WHAT THE TASK ASKS
Every line from the line containing "Convert this screenshot" through the final line below must be returned exactly, and no other line.

EXTRACTED MATERIAL

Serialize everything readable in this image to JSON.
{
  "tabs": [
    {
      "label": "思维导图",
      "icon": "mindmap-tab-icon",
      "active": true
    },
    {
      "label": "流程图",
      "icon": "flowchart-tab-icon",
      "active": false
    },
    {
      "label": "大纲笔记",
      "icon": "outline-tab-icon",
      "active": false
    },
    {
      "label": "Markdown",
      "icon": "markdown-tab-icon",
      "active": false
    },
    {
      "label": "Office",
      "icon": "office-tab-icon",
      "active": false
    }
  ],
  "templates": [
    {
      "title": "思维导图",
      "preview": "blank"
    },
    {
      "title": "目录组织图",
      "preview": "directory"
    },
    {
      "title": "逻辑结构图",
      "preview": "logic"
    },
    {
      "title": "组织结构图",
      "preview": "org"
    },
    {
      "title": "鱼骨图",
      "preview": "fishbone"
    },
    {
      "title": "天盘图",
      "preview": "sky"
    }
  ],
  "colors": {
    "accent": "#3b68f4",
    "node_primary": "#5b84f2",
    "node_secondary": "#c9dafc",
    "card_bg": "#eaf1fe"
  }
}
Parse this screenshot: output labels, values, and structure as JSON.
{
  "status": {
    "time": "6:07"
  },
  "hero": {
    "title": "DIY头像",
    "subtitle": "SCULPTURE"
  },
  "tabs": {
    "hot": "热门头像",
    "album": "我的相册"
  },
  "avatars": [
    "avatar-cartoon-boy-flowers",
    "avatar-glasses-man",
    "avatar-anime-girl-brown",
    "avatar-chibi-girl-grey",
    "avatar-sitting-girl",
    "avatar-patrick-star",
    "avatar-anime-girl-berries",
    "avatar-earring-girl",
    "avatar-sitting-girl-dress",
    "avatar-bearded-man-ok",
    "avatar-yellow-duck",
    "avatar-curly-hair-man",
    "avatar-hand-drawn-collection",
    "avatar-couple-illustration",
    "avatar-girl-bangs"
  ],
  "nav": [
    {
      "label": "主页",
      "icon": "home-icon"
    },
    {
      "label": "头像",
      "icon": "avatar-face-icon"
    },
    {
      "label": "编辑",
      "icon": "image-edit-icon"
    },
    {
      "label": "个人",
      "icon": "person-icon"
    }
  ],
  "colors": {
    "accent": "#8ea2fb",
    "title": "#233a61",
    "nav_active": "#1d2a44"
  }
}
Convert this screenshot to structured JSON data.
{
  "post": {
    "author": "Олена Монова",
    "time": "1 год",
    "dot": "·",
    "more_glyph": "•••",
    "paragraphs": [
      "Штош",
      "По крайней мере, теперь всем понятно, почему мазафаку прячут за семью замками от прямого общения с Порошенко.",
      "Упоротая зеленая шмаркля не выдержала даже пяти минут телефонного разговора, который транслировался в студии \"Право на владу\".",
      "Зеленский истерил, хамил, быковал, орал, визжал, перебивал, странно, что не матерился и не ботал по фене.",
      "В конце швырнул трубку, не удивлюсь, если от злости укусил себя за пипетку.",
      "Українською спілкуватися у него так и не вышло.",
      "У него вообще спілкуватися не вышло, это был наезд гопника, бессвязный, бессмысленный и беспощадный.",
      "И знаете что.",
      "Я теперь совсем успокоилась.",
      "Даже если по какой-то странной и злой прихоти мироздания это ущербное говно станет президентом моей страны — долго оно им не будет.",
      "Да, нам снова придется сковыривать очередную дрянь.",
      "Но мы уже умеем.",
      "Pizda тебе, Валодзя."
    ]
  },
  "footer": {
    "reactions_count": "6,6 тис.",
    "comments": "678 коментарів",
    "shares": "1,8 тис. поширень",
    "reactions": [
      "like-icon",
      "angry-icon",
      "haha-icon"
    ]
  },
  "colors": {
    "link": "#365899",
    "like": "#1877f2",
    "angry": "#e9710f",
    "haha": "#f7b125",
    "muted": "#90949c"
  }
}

COMPLETED EXERCISE
Convert this screenshot to structured JSON data.
{
  "post": {
    "author": "Олена Монова",
    "time": "1 год",
    "dot": "·",
    "more_glyph": "•••",
    "paragraphs": [
      "Штош",
      "По крайней мере, теперь всем понятно, почему мазафаку прячут за семью замками от прямого общения с Порошенко.",
      "Упоротая зеленая шмаркля не выдержала даже пяти минут телефонного разговора, который транслировался в студии \"Право на владу\".",
      "Зеленский истерил, хамил, быковал, орал, визжал, перебивал, странно, что не матерился и не ботал по фене.",
      "В конце швырнул трубку, не удивлюсь, если от злости укусил себя за пипетку.",
      "Українською спілкуватися у него так и не вышло.",
      "У него вообще спілкуватися не вышло, это был наезд гопника, бессвязный, бессмысленный и беспощадный.",
      "И знаете что.",
      "Я теперь совсем успокоилась.",
      "Даже если по какой-то странной и злой прихоти мироздания это ущербное говно станет президентом моей страны — долго оно им не будет.",
      "Да, нам снова придется сковыривать очередную дрянь.",
      "Но мы уже умеем.",
      "Pizda тебе, Валодзя."
    ]
  },
  "footer": {
    "reactions_count": "6,6 тис.",
    "comments": "678 коментарів",
    "shares": "1,8 тис. поширень",
    "reactions": [
      "like-icon",
      "angry-icon",
      "haha-icon"
    ]
  },
  "colors": {
    "link": "#365899",
    "like": "#1877f2",
    "angry": "#e9710f",
    "haha": "#f7b125",
    "muted": "#90949c"
  }
}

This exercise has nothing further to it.